As David Cameron warned that antibiotic-resistant superbugs are threatening to return medicine to "the dark ages", here are seven diseases and viruses that have been fighting back against drugs and posing a global health risk.
The drug chloroquine was supposed to rid the world of malaria, but resistance grew and by the late 1970s it was useless. The pattern has since been repeated with every other safe drug for the disease. The last great hope was artemisinin, but resistance to that has now been reported in Cambodia. Patients are now being given clever drug combinations to slow resistance, but this merely buys us time while scientists develop new drugs.
The outlook for HIV patients improved dramatically in the 1990s with the arrival of highly active antiretroviral therapy (HAART), but drug resistance is now developing in the HIV virus. Although the numbers of people with drug resistant infections are relatively low, they are rising rapidly - for example by 5% a year in South Africa.

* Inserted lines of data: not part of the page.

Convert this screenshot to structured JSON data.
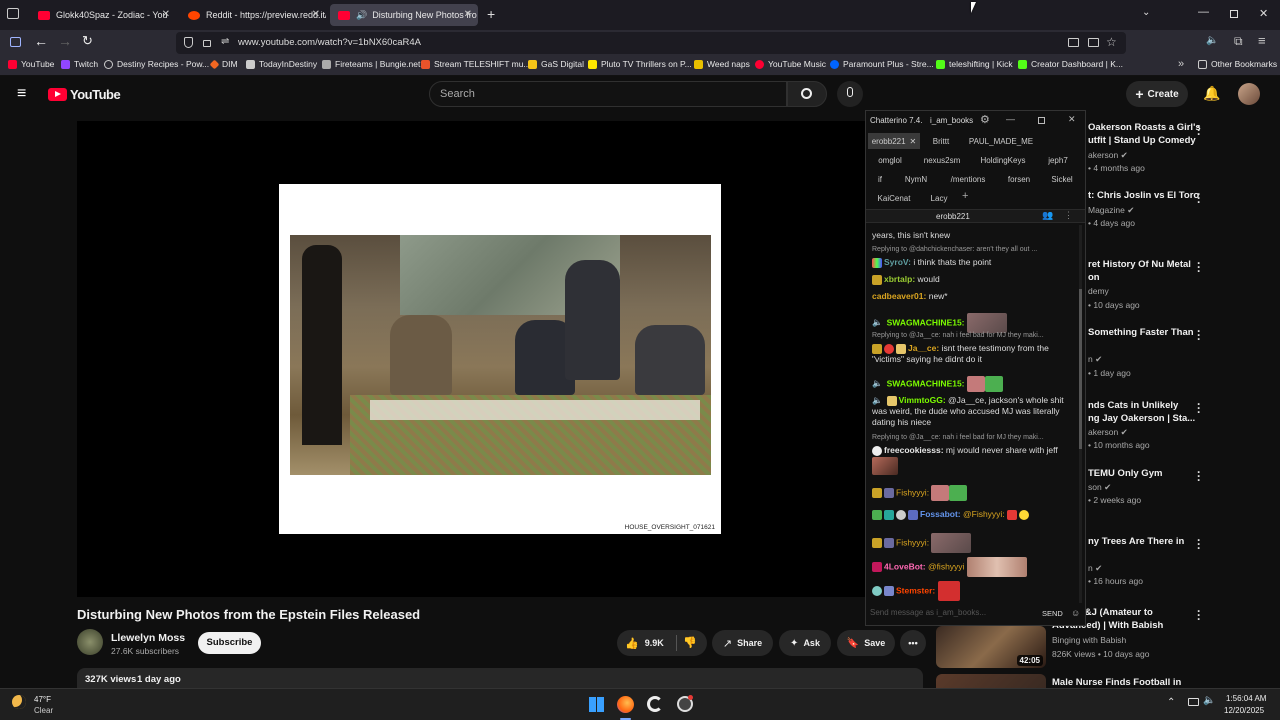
{
  "browser": {
    "tabs": [
      {
        "label": "Glokk40Spaz - Zodiac - You",
        "favcolor": "#ff0033"
      },
      {
        "label": "Reddit - https://preview.redd.it/",
        "favcolor": "#ff4500"
      },
      {
        "label": "Disturbing New Photos fro",
        "favcolor": "#ff0033"
      }
    ],
    "url": "www.youtube.com/watch?v=1bNX60caR4A",
    "bookmarks": [
      "YouTube",
      "Twitch",
      "Destiny Recipes - Pow...",
      "DIM",
      "TodayInDestiny",
      "Fireteams | Bungie.net",
      "Stream TELESHIFT mu...",
      "GaS Digital",
      "Pluto TV Thrillers on P...",
      "Weed naps",
      "YouTube Music",
      "Paramount Plus - Stre...",
      "teleshifting | Kick",
      "Creator Dashboard | K..."
    ],
    "other_bookmarks": "Other Bookmarks"
  },
  "youtube": {
    "logo": "YouTube",
    "search_placeholder": "Search",
    "create_label": "Create",
    "slide_caption": "HOUSE_OVERSIGHT_071621",
    "video_title": "Disturbing New Photos from the Epstein Files Released",
    "channel_name": "Llewelyn Moss",
    "subscribers": "27.6K subscribers",
    "subscribe_label": "Subscribe",
    "likes": "9.9K",
    "share_label": "Share",
    "ask_label": "Ask",
    "save_label": "Save",
    "views": "327K views",
    "age": "1 day ago",
    "sidebar": [
      {
        "title_a": "Oakerson Roasts a Girl's",
        "title_b": "utfit | Stand Up Comedy",
        "channel": "akerson",
        "meta": "• 4 months ago"
      },
      {
        "title_a": "t: Chris Joslin vs El Toro",
        "title_b": "",
        "channel": "Magazine",
        "meta": "• 4 days ago"
      },
      {
        "title_a": "ret History Of Nu Metal",
        "title_b": "on",
        "channel": "demy",
        "meta": "• 10 days ago"
      },
      {
        "title_a": "Something Faster Than",
        "title_b": "",
        "channel": "n",
        "meta": "• 1 day ago"
      },
      {
        "title_a": "nds Cats in Unlikely",
        "title_b": "ng Jay Oakerson | Sta...",
        "channel": "akerson",
        "meta": "• 10 months ago"
      },
      {
        "title_a": "TEMU Only Gym",
        "title_b": "",
        "channel": "son",
        "meta": "• 2 weeks ago"
      },
      {
        "title_a": "ny Trees Are There in",
        "title_b": "",
        "channel": "n",
        "meta": "• 16 hours ago"
      },
      {
        "title_a": "s of PB&J (Amateur to",
        "title_b": "Advanced) | With Babish",
        "channel": "Binging with Babish",
        "meta": "826K views • 10 days ago"
      },
      {
        "title_a": "Male Nurse Finds Football in",
        "title_b": "",
        "channel": "",
        "meta": ""
      }
    ],
    "duration": "42:05"
  },
  "chatterino": {
    "title": "Chatterino 7.4.",
    "user": "i_am_books",
    "tabs_row1": [
      "erobb221",
      "Brittt",
      "PAUL_MADE_ME"
    ],
    "tabs_row2": [
      "omglol",
      "nexus2sm",
      "HoldingKeys",
      "jeph7"
    ],
    "tabs_row3": [
      "if",
      "NymN",
      "/mentions",
      "forsen",
      "Sickel"
    ],
    "tabs_row4": [
      "KaiCenat",
      "Lacy"
    ],
    "channel": "erobb221",
    "messages": [
      {
        "kind": "text",
        "user": "",
        "text": "years, this isn't knew"
      },
      {
        "kind": "reply",
        "text": "Replying to @dahchickenchaser: aren't they all out ..."
      },
      {
        "kind": "msg",
        "user": "SyroV:",
        "color": "#5f9ea0",
        "text": "i think thats the point"
      },
      {
        "kind": "msg",
        "user": "xbrtalp:",
        "color": "#9acd32",
        "text": "would"
      },
      {
        "kind": "msg",
        "user": "cadbeaver01:",
        "color": "#daa520",
        "text": "new*"
      },
      {
        "kind": "msg",
        "user": "SWAGMACHINE15:",
        "color": "#7cfc00",
        "text": ""
      },
      {
        "kind": "reply",
        "text": "Replying to @Ja__ce: nah i feel bad for MJ they maki..."
      },
      {
        "kind": "msg",
        "user": "Ja__ce:",
        "color": "#daa520",
        "text": "isnt there testimony from the"
      },
      {
        "kind": "text",
        "user": "",
        "text": "\"victims\" saying he didnt do it"
      },
      {
        "kind": "msg",
        "user": "SWAGMACHINE15:",
        "color": "#7cfc00",
        "text": ""
      },
      {
        "kind": "msg",
        "user": "VimmtoGG:",
        "color": "#7cfc00",
        "text": "@Ja__ce, jackson's whole shit"
      },
      {
        "kind": "text",
        "user": "",
        "text": "was weird, the dude who accused MJ was literally"
      },
      {
        "kind": "text",
        "user": "",
        "text": "dating his niece"
      },
      {
        "kind": "reply",
        "text": "Replying to @Ja__ce: nah i feel bad for MJ they maki..."
      },
      {
        "kind": "msg",
        "user": "freecookiesss:",
        "color": "#e6e6e6",
        "text": "mj would never share with jeff"
      },
      {
        "kind": "msg",
        "user": "Fishyyyi:",
        "color": "#daa520",
        "text": ""
      },
      {
        "kind": "msg",
        "user": "Fossabot:",
        "color": "#6495ed",
        "text": "@Fishyyyi:"
      },
      {
        "kind": "msg",
        "user": "Fishyyyi:",
        "color": "#daa520",
        "text": ""
      },
      {
        "kind": "msg",
        "user": "4LoveBot:",
        "color": "#ff69b4",
        "text": "@fishyyyi"
      },
      {
        "kind": "msg",
        "user": "Stemster:",
        "color": "#ff4500",
        "text": ""
      }
    ],
    "input_placeholder": "Send message as i_am_books...",
    "send_label": "SEND"
  },
  "taskbar": {
    "temp": "47°F",
    "weather": "Clear",
    "time": "1:56:04 AM",
    "date": "12/20/2025"
  }
}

TB should be treatable within six months with a course of antibiotics including isoniazid and rifampicin. But doctors have been foiled by the emergence of multidrug-resistant TB (MDR-TB), to the even worse extensively drug-resistant TB (XDR-TB) and now even to total drug-resistance (TDR-TB), which has only officially been confirmed in India. Resistance to TB has reached a global scale with XDR-TB reported in 92 countries.
This sexually-transmitted infection was once easily treatable with common antibiotics such as penicillin and tetracycline. But the bacteria behind the disease have developed such high levels of resistance that there is only one drug left that can treat it. Even this antibiotic, ceftriaxone, is now becoming less effective, sparking fears that the STI could spread throughout the population.
It’s likely you have never heard of this common bacterium, but Klebsiella is among a group of six pathogens known as ESKAPE that are increasingly being acquired in hospitals. While the threat of MRSA declines, these pathogens are seizing the opportunity. The World Health Organisation has warned that routine hospital visits or treatments could result in these previously treatable bacteria having fatal effects.
Routine vaccination against typhoid means it is not a disease we fear in the UK, but the disease still affects 21.5 million people each year in the developing world. The risk extends to those taking exotic trips, especially to South Asia where resistance to multiple antibiotics is increasing most. Doctors recommend that the key is to get vaccinated before getting onto the plane.
Resistance has not yet emerged for bacterial disease such as diphtheria or syphilis - some may think they don’t even exist anymore - but according to Public Health England, syphilis rates have been increasing in the UK since 1997. This STI is currently treated by a single injection with penicillin, but resistance against this antibiotic has developed in other diseases. If it happened again, the rates of infection could rise much further.
This information was supplied by Professor Mike Turner, Head of Infection and Immunobiology at the Wellcome Trust.